Boulton, Paul, Thorn, and Barker.
Welcome to the Whipple Special (named after a notorious contest attendee who built nothing unless he could build at least two of them) of the Airfix and (newer) Classic Airframes Defiants. As we live in the Golden Age of Modeling, kits are seemingly constantly being made obsolete, with newer and newer versions coming out. Airfix released a new version of this misunderstood interceptor, and while I usually sell my obsolete kits, my CA version was already tampered with and missing parts, so here we go:
The Airfix version was done as the most successful Defiant of them all, L7006/PS-X, with its crews being credited with 15 aerial victories on the machine. The first team, Flt Lt Nicholas Cooke and air gunner Cpl Albert Lippett claimed a dozen victories in a little over two weeks over the beaches of Dunkirk. On the extraordinary day of 29 May, the duo was credited with 10 victories; 1 Me 110, 2 Bf 109, 5 Ju 87,
and 2 Ju88s.
After Cooke and Lippett went missing on 31 May (in L6975), L7006 was manned by Sgt Ted Thorn and
air gunner LAC Fred Barker. On 26 August, 1940, damaged earlier in an engagement by
escorting 109s, Thorn was bringing L7006 in for a crash landing. Another 109 moved in to finish off

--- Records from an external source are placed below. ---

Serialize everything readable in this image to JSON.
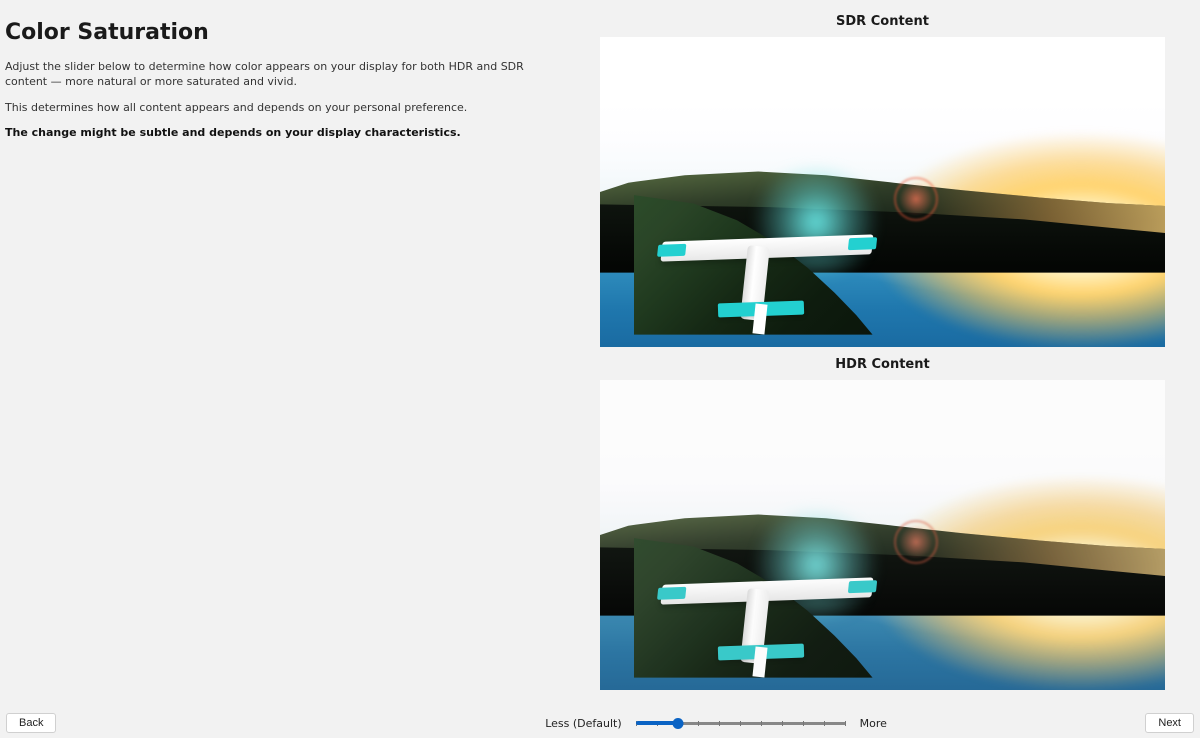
{
  "page": {
    "title": "Color Saturation",
    "desc1": "Adjust the slider below to determine how color appears on your display for both HDR and SDR content — more natural or more saturated and vivid.",
    "desc2": "This determines how all content appears and depends on your personal preference.",
    "desc3": "The change might be subtle and depends on your display characteristics."
  },
  "previews": {
    "sdr_label": "SDR Content",
    "hdr_label": "HDR Content"
  },
  "slider": {
    "left_label": "Less (Default)",
    "right_label": "More",
    "value_percent": 20,
    "ticks": 11
  },
  "buttons": {
    "back": "Back",
    "next": "Next"
  }
}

the crippled fighter, but Barker shot it down with his remaining ammunition. PS-X may have been
returned to flying status but would be shot down with a different crew on the 28th. Thorn and Barker
would continue flying Defiants as night fighters, claiming 12 victories on the type. Barker would

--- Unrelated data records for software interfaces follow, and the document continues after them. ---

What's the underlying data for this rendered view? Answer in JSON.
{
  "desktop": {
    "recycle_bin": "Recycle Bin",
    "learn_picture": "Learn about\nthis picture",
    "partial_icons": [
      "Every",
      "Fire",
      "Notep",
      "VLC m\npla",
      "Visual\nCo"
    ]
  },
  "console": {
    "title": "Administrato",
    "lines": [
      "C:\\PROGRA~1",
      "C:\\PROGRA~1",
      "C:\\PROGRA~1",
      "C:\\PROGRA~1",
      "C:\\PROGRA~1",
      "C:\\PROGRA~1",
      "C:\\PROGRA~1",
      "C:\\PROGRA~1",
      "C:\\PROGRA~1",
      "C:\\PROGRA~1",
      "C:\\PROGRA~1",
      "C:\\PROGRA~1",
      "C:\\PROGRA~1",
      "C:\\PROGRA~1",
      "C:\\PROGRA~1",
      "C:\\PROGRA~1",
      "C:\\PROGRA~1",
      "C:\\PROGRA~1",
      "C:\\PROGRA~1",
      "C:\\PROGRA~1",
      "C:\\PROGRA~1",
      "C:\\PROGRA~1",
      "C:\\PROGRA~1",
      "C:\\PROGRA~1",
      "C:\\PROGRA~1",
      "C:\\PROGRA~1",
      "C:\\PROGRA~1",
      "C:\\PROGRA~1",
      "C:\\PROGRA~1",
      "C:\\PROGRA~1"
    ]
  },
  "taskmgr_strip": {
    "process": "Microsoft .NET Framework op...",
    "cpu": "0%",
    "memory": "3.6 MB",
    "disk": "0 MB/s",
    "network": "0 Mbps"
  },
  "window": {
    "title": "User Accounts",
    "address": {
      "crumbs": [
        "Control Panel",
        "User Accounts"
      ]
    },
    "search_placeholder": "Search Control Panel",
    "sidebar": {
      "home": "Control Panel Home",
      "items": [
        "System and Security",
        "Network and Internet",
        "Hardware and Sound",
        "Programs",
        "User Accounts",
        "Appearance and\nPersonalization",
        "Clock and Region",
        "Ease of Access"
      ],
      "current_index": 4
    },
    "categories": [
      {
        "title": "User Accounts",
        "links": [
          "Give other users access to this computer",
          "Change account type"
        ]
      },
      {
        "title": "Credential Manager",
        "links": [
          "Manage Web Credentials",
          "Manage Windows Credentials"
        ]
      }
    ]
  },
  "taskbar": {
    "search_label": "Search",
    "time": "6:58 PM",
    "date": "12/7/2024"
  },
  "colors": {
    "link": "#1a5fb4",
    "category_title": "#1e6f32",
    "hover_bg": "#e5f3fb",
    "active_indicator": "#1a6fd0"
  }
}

become the most successful air gunner of the Second World War, something I did not know the Defiant claimed before building these models.
The CA kit was done as a Defiant Mk.II, specifically AA420, which supposedly on the night of 17/18 April 1942 was used to destroy the type’s last victory. The gunner was supposedly Flt Lt Mervyn Maggs DFC, who flew Camels in WWI and scored two gunnery kills in WWII. This aircraft is a bit more unclear. Thorough searching only reveals it to be “AA420” of the 264th squadron. Details are thin and no photos.
The Airfix kit is a dream. Not much to say other than it’s the best kit of the type. It’s a bit tight on the fit, but if you dry and test fit it’ll be fine. Added brake lines, seatbelts, and not much else. In fact, a lot of spare parts were used in the CA kit.
The newer CA kit is not bad, just outclassed. It fits fine but it’s clunky: thick parts, thick edges, just overall a thicc boi. It has its inaccuracies, that makes it completely irrelevant by the Airfix kit. Be mindful of the inaccurate windscreen (it doesn’t have that lower frame), landing gear legs too tall (oleos molded completely extended), and overall not-as-good shapes and lines of the real thing. Oh, and the turret sits too tall, I had to grind down the ring to get it to fall in. Not as abysmal as the Flashback kit (egads), but there is no reason now to buy the CA when the Airfix exists (it’s even cheaper). The Air-Intercept radar aerials were a pain in the a*s, each PE part being separate and I had to scratch build the mounts.
Keen-sighted observers will note AA420 is missing it’s individual aircraft code. That is correct. There are no known photos of this aircraft or other records I could find. This sat on my shelf at the decal phase for a year before I said screw it, I’ll finish it without the code. If I ever find the code, I will paint it on after the fact. It also has no guns, as I am lazy and wanted to get the photos done now.
TL:DR; The Defiant is misunderstood. Airfix good, (newer) CA eh. Thanks for looking.
15 additional images. Click to enlarge.